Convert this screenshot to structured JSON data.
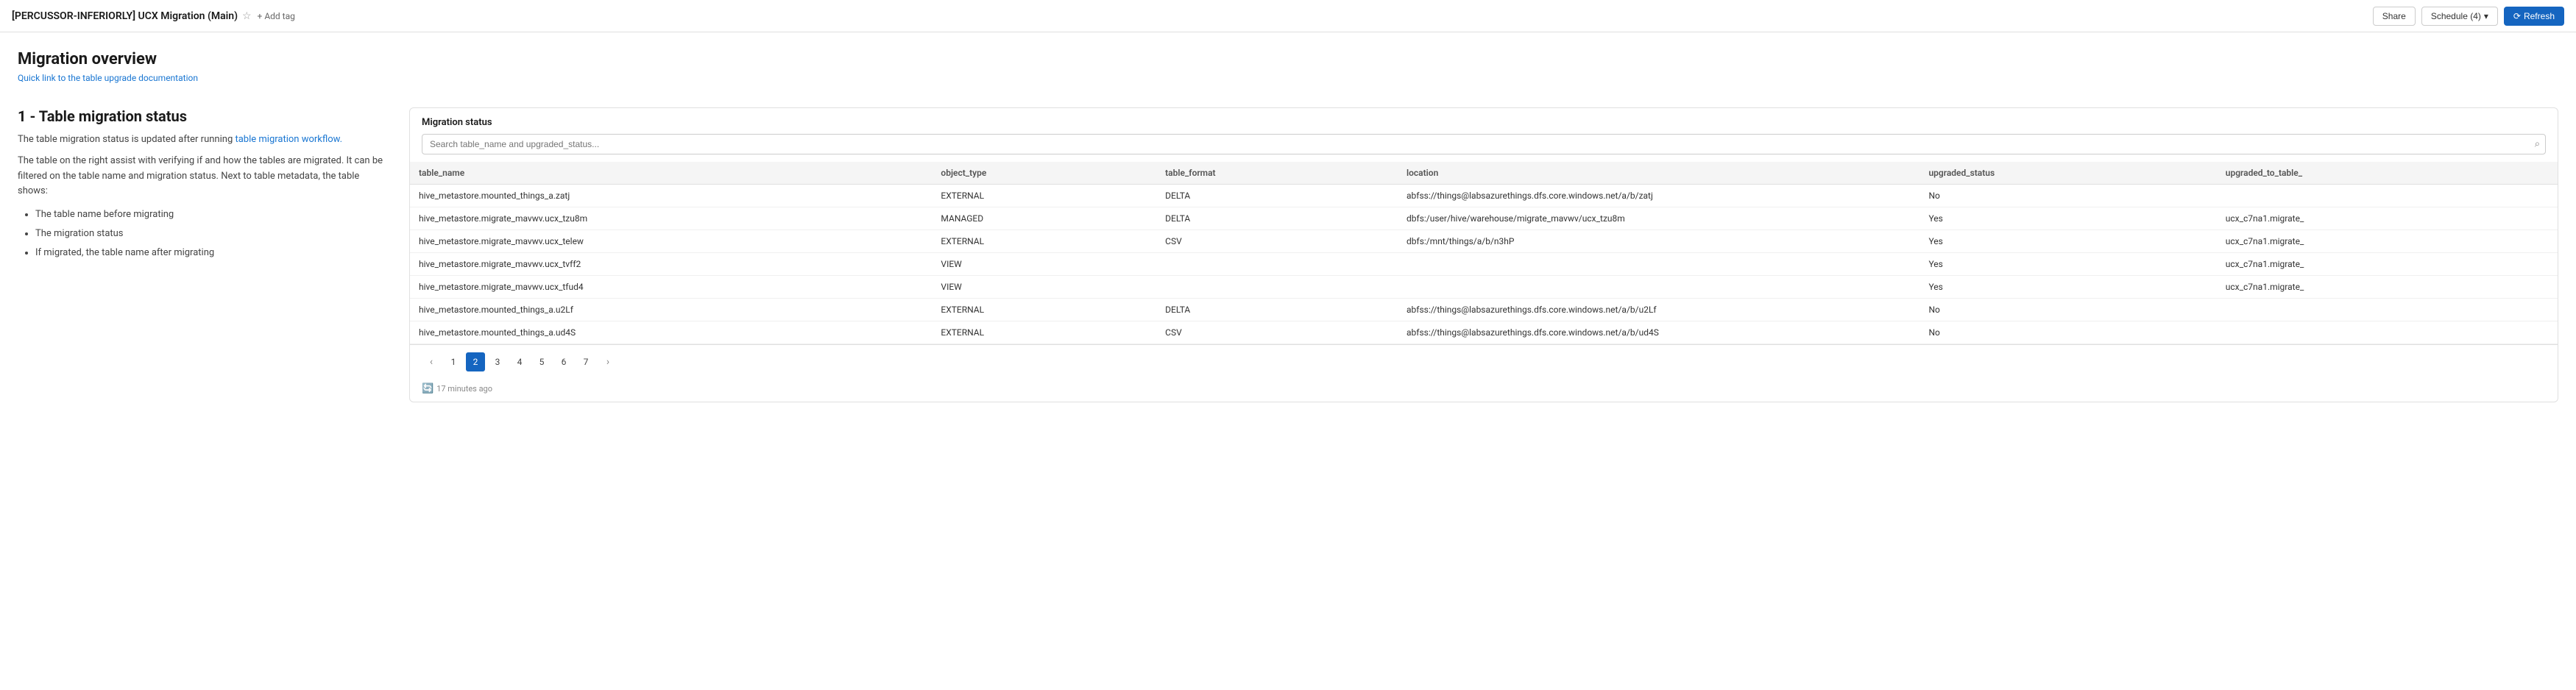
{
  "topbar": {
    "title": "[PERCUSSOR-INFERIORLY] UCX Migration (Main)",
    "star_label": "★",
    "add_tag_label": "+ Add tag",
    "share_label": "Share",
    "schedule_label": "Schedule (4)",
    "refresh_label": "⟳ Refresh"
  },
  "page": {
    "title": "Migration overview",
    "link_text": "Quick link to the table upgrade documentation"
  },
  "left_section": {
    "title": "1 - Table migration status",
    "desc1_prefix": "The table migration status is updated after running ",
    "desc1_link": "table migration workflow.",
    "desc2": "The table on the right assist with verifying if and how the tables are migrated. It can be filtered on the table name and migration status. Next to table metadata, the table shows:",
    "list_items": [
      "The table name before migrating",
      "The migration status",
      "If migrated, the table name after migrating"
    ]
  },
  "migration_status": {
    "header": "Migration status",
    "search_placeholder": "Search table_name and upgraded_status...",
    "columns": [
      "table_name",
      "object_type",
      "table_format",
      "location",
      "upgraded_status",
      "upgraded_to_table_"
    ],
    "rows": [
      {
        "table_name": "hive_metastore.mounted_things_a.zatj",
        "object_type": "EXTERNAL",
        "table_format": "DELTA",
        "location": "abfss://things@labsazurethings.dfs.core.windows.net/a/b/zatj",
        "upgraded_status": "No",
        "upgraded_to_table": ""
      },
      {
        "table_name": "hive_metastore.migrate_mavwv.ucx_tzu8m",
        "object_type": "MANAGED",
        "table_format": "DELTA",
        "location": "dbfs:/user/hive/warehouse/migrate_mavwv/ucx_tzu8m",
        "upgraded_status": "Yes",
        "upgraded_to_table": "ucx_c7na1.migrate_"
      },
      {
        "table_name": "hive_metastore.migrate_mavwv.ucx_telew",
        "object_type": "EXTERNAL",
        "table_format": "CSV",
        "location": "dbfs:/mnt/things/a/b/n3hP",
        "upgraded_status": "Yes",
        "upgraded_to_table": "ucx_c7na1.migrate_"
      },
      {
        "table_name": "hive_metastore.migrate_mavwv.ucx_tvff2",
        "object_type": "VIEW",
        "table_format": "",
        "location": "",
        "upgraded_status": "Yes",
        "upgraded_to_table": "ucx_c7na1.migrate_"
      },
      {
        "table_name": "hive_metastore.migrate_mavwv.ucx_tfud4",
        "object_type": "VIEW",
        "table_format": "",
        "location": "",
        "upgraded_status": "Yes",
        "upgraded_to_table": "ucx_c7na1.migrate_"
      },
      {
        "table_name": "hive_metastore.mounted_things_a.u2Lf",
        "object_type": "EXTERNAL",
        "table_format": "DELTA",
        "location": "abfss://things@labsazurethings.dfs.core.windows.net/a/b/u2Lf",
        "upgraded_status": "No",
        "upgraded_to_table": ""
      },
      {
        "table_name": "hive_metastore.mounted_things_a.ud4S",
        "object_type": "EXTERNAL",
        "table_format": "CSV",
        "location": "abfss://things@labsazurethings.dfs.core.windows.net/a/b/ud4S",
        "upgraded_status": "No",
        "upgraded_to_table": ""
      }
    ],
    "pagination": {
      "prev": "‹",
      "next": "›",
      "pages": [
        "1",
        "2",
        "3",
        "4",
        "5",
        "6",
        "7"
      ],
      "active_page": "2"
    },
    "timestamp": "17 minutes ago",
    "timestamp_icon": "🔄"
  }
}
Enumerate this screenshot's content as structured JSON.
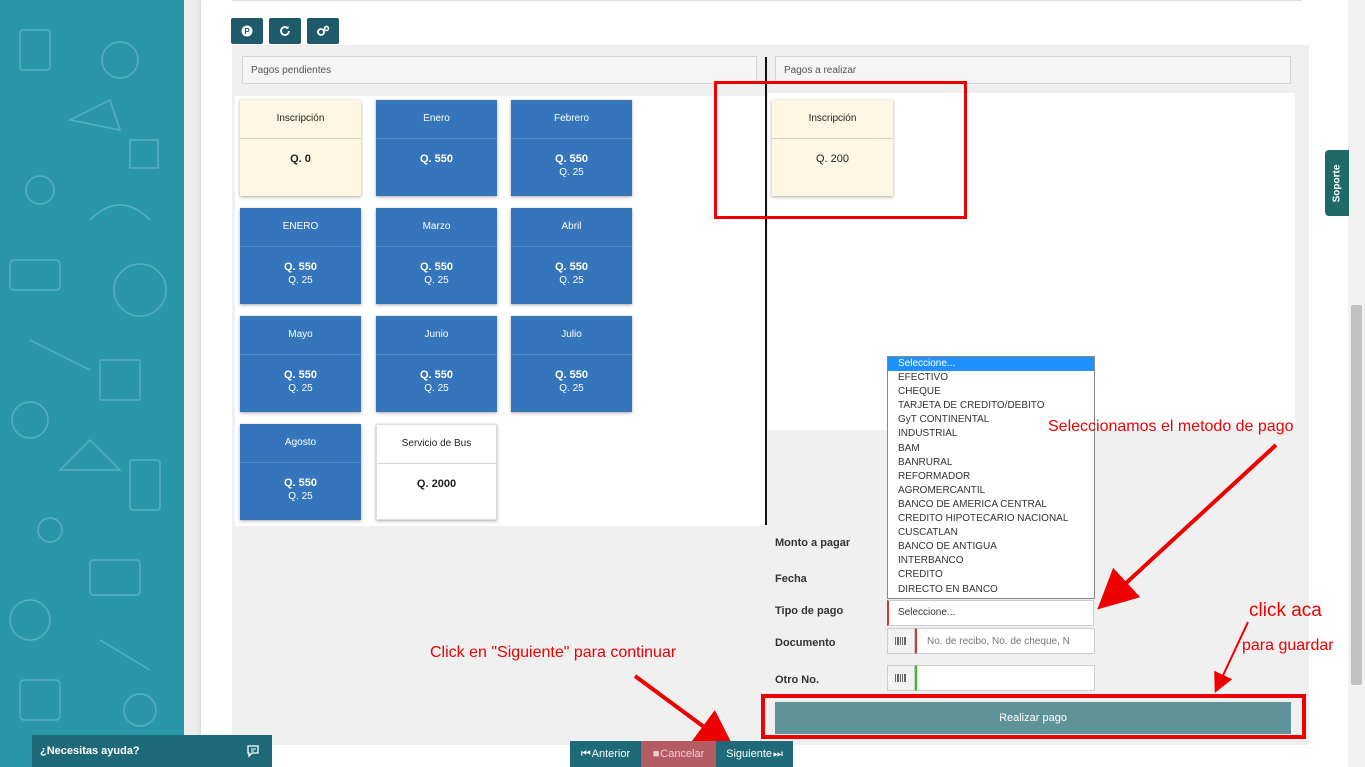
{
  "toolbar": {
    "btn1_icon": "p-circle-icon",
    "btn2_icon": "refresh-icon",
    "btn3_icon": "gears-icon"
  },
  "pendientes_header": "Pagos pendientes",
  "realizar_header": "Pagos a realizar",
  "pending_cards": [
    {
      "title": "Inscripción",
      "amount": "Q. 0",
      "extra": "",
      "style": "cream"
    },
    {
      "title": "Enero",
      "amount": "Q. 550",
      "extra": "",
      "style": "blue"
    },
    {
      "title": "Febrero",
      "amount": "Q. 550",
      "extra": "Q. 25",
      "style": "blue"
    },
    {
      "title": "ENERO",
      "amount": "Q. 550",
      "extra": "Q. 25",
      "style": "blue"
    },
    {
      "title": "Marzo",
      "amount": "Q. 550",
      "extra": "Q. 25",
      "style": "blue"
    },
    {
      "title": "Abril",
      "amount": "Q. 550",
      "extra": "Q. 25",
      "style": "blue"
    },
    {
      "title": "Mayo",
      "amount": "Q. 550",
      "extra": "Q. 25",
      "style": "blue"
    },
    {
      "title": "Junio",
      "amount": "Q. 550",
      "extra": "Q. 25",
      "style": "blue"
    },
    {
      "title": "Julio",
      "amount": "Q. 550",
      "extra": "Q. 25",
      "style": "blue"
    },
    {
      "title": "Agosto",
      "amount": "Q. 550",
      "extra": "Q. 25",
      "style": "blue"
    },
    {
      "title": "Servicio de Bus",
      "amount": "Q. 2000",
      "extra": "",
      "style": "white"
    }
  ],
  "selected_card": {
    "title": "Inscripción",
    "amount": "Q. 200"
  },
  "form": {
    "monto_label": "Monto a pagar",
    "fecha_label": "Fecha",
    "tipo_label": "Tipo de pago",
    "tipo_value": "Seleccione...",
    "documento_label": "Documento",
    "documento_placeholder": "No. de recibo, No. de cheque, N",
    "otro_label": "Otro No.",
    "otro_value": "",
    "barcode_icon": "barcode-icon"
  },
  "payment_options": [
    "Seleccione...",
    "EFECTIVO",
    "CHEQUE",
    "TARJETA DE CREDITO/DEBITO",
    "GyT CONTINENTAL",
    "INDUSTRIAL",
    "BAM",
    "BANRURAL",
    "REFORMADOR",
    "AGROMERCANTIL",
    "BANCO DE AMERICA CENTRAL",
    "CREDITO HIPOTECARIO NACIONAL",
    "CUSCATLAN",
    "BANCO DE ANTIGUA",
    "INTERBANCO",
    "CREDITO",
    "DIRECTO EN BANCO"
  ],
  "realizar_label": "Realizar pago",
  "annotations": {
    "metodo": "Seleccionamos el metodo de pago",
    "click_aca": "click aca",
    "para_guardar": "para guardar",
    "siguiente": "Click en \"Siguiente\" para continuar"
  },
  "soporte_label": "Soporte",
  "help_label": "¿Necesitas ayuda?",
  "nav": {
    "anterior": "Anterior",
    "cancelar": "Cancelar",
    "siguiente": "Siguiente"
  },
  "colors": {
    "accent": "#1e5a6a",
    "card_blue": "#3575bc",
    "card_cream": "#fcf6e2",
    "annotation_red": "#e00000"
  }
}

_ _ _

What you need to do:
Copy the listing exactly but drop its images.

Reply to the task:
Convert this screenshot to structured JSON data.
{
  "topbar": {
    "title": "[PERCUSSOR-INFERIORLY] UCX Migration (Main)",
    "star_label": "★",
    "add_tag_label": "+ Add tag",
    "share_label": "Share",
    "schedule_label": "Schedule (4)",
    "refresh_label": "⟳ Refresh"
  },
  "page": {
    "title": "Migration overview",
    "link_text": "Quick link to the table upgrade documentation"
  },
  "left_section": {
    "title": "1 - Table migration status",
    "desc1_prefix": "The table migration status is updated after running ",
    "desc1_link": "table migration workflow.",
    "desc2": "The table on the right assist with verifying if and how the tables are migrated. It can be filtered on the table name and migration status. Next to table metadata, the table shows:",
    "list_items": [
      "The table name before migrating",
      "The migration status",
      "If migrated, the table name after migrating"
    ]
  },
  "migration_status": {
    "header": "Migration status",
    "search_placeholder": "Search table_name and upgraded_status...",
    "columns": [
      "table_name",
      "object_type",
      "table_format",
      "location",
      "upgraded_status",
      "upgraded_to_table_"
    ],
    "rows": [
      {
        "table_name": "hive_metastore.mounted_things_a.zatj",
        "object_type": "EXTERNAL",
        "table_format": "DELTA",
        "location": "abfss://things@labsazurethings.dfs.core.windows.net/a/b/zatj",
        "upgraded_status": "No",
        "upgraded_to_table": ""
      },
      {
        "table_name": "hive_metastore.migrate_mavwv.ucx_tzu8m",
        "object_type": "MANAGED",
        "table_format": "DELTA",
        "location": "dbfs:/user/hive/warehouse/migrate_mavwv/ucx_tzu8m",
        "upgraded_status": "Yes",
        "upgraded_to_table": "ucx_c7na1.migrate_"
      },
      {
        "table_name": "hive_metastore.migrate_mavwv.ucx_telew",
        "object_type": "EXTERNAL",
        "table_format": "CSV",
        "location": "dbfs:/mnt/things/a/b/n3hP",
        "upgraded_status": "Yes",
        "upgraded_to_table": "ucx_c7na1.migrate_"
      },
      {
        "table_name": "hive_metastore.migrate_mavwv.ucx_tvff2",
        "object_type": "VIEW",
        "table_format": "",
        "location": "",
        "upgraded_status": "Yes",
        "upgraded_to_table": "ucx_c7na1.migrate_"
      },
      {
        "table_name": "hive_metastore.migrate_mavwv.ucx_tfud4",
        "object_type": "VIEW",
        "table_format": "",
        "location": "",
        "upgraded_status": "Yes",
        "upgraded_to_table": "ucx_c7na1.migrate_"
      },
      {
        "table_name": "hive_metastore.mounted_things_a.u2Lf",
        "object_type": "EXTERNAL",
        "table_format": "DELTA",
        "location": "abfss://things@labsazurethings.dfs.core.windows.net/a/b/u2Lf",
        "upgraded_status": "No",
        "upgraded_to_table": ""
      },
      {
        "table_name": "hive_metastore.mounted_things_a.ud4S",
        "object_type": "EXTERNAL",
        "table_format": "CSV",
        "location": "abfss://things@labsazurethings.dfs.core.windows.net/a/b/ud4S",
        "upgraded_status": "No",
        "upgraded_to_table": ""
      }
    ],
    "pagination": {
      "prev": "‹",
      "next": "›",
      "pages": [
        "1",
        "2",
        "3",
        "4",
        "5",
        "6",
        "7"
      ],
      "active_page": "2"
    },
    "timestamp": "17 minutes ago",
    "timestamp_icon": "🔄"
  }
}
Enumerate this screenshot's content as structured JSON.
{
  "toolbar": {
    "btn1_icon": "p-circle-icon",
    "btn2_icon": "refresh-icon",
    "btn3_icon": "gears-icon"
  },
  "pendientes_header": "Pagos pendientes",
  "realizar_header": "Pagos a realizar",
  "pending_cards": [
    {
      "title": "Inscripción",
      "amount": "Q. 0",
      "extra": "",
      "style": "cream"
    },
    {
      "title": "Enero",
      "amount": "Q. 550",
      "extra": "",
      "style": "blue"
    },
    {
      "title": "Febrero",
      "amount": "Q. 550",
      "extra": "Q. 25",
      "style": "blue"
    },
    {
      "title": "ENERO",
      "amount": "Q. 550",
      "extra": "Q. 25",
      "style": "blue"
    },
    {
      "title": "Marzo",
      "amount": "Q. 550",
      "extra": "Q. 25",
      "style": "blue"
    },
    {
      "title": "Abril",
      "amount": "Q. 550",
      "extra": "Q. 25",
      "style": "blue"
    },
    {
      "title": "Mayo",
      "amount": "Q. 550",
      "extra": "Q. 25",
      "style": "blue"
    },
    {
      "title": "Junio",
      "amount": "Q. 550",
      "extra": "Q. 25",
      "style": "blue"
    },
    {
      "title": "Julio",
      "amount": "Q. 550",
      "extra": "Q. 25",
      "style": "blue"
    },
    {
      "title": "Agosto",
      "amount": "Q. 550",
      "extra": "Q. 25",
      "style": "blue"
    },
    {
      "title": "Servicio de Bus",
      "amount": "Q. 2000",
      "extra": "",
      "style": "white"
    }
  ],
  "selected_card": {
    "title": "Inscripción",
    "amount": "Q. 200"
  },
  "form": {
    "monto_label": "Monto a pagar",
    "fecha_label": "Fecha",
    "tipo_label": "Tipo de pago",
    "tipo_value": "Seleccione...",
    "documento_label": "Documento",
    "documento_placeholder": "No. de recibo, No. de cheque, N",
    "otro_label": "Otro No.",
    "otro_value": "",
    "barcode_icon": "barcode-icon"
  },
  "payment_options": [
    "Seleccione...",
    "EFECTIVO",
    "CHEQUE",
    "TARJETA DE CREDITO/DEBITO",
    "GyT CONTINENTAL",
    "INDUSTRIAL",
    "BAM",
    "BANRURAL",
    "REFORMADOR",
    "AGROMERCANTIL",
    "BANCO DE AMERICA CENTRAL",
    "CREDITO HIPOTECARIO NACIONAL",
    "CUSCATLAN",
    "BANCO DE ANTIGUA",
    "INTERBANCO",
    "CREDITO",
    "DIRECTO EN BANCO"
  ],
  "realizar_label": "Realizar pago",
  "annotations": {
    "metodo": "Seleccionamos el metodo de pago",
    "click_aca": "click aca",
    "para_guardar": "para guardar",
    "siguiente": "Click en \"Siguiente\" para continuar"
  },
  "soporte_label": "Soporte",
  "help_label": "¿Necesitas ayuda?",
  "nav": {
    "anterior": "Anterior",
    "cancelar": "Cancelar",
    "siguiente": "Siguiente"
  },
  "colors": {
    "accent": "#1e5a6a",
    "card_blue": "#3575bc",
    "card_cream": "#fcf6e2",
    "annotation_red": "#e00000"
  }
}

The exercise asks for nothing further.